The IPI global network of journalists, editors, and publishers is alarmed by reports of excessive police violence toward reporters who were covering an anti-government protest in Istanbul on May 31. We call on authorities to meet their obligations to ensure that journalists can safely cover protests and other events of public interest.

According to reports, police clashed with protestors at a demonstration to mark the 9th anniversary of the anti-government demonstrations that began in 2013 in Istanbul’s Gezi Park. Those demonstrations challenged the rule of then-Prime Minister Recep Tayyip Erdoğan, who has accused these protestors of orchestrating the attempted coup against his administration in 2016.

At this year’s demonstration, police deployed tear gas and arrested 170 attendees, according to reports. Amongst those detained were freelance photojournalist Hayri Tun; reporters Ozan Demiriz of Halk TV; Dilan Polat of Flash TV; Meryem Akyol of Evrensel; photojournalist Bülent Kılıç; and Gökay Başcan of BirGün among others. 

“Journalists must be able to cover matters of public interest, such as demonstrations and protests, safely and without fear of being arrested or physically assaulted”, IPI Turkey Programme Coordinator Renan Akyavaş said. “We call on Turkish authorities to ensure that the police respect the work of the press.” 

According to reports, journalists were blocked from doing their reporting despite informing police that they were journalists. Freelance photojournalist Hayri Tunç told IPI that he was hit directly by teargas before being arrested and detained by the police. He believes that the arrests of journalists are a direct attack on “people’s right to news”, and “demonstrate that life is about to get even more difficult for journalists” in Turkey. 

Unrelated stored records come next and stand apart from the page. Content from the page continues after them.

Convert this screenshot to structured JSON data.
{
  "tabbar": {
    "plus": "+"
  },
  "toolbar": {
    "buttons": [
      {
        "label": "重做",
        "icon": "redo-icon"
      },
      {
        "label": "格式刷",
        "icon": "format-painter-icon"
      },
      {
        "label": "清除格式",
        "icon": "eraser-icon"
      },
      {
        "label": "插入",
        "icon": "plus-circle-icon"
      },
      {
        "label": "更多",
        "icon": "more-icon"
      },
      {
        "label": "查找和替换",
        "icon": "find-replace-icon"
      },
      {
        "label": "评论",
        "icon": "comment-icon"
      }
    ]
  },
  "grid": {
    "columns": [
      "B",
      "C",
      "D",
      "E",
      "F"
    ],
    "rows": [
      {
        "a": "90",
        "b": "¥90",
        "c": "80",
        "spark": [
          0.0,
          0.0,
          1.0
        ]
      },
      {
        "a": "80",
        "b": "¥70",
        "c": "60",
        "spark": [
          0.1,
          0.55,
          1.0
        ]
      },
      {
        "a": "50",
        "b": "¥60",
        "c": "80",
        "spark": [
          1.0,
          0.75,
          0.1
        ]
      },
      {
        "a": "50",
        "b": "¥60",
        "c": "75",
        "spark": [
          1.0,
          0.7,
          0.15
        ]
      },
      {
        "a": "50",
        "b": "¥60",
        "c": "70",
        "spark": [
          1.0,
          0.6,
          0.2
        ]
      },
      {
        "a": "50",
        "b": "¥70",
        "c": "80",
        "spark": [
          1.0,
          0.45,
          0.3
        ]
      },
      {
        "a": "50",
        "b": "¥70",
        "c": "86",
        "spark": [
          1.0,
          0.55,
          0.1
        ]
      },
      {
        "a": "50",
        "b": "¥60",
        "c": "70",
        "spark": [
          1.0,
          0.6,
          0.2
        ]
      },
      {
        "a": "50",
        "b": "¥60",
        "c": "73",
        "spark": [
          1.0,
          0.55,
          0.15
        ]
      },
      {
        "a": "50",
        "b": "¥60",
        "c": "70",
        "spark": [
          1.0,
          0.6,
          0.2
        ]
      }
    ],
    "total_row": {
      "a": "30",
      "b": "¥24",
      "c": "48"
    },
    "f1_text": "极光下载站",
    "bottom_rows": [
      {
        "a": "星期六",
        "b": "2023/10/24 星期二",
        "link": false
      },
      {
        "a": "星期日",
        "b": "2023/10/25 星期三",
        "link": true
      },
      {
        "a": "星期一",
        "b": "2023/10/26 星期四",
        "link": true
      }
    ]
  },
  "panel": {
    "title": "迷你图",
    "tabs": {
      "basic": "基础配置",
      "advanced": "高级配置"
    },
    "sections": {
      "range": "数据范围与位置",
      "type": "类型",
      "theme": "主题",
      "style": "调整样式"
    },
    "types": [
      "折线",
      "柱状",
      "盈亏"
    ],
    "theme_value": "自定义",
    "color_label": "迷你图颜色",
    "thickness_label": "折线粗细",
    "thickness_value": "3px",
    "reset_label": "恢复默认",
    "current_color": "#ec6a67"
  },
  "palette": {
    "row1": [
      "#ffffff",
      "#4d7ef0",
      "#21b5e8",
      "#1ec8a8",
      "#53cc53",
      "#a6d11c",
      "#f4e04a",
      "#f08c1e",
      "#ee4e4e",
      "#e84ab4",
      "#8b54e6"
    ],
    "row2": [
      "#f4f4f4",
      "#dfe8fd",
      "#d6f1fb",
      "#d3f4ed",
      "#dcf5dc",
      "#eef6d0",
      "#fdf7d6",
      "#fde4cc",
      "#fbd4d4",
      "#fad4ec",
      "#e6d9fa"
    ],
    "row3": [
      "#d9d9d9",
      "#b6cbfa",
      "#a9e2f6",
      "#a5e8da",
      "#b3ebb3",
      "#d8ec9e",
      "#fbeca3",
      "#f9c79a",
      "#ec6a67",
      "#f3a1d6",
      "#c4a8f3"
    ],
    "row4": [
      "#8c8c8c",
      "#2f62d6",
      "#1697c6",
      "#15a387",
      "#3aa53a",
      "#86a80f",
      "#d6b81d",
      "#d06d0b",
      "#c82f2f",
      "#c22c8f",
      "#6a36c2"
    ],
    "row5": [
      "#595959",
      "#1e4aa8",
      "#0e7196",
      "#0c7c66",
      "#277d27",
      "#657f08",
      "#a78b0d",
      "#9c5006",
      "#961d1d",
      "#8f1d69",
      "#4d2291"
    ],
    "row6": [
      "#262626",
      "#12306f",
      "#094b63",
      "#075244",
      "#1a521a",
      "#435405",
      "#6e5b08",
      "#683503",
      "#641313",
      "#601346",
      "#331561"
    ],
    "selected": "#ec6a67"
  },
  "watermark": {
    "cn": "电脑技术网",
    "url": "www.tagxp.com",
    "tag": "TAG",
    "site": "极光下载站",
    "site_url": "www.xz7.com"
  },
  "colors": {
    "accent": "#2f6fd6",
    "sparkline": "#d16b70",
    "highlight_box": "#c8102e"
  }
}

Journalists in Turkey face increasing violence by police. Ongoing protests at Turkey’s top public university, Bosphorus University, in response to the undemocratic appointment of a loyalist director have also been met with similar violence towards both students and journalists

In 2021, at least 49 journalists were targeted with physical assaults, including police violence, in at least 30 separate incidents including shootings and armed attacks by the end of the year, according to IPI monitoring.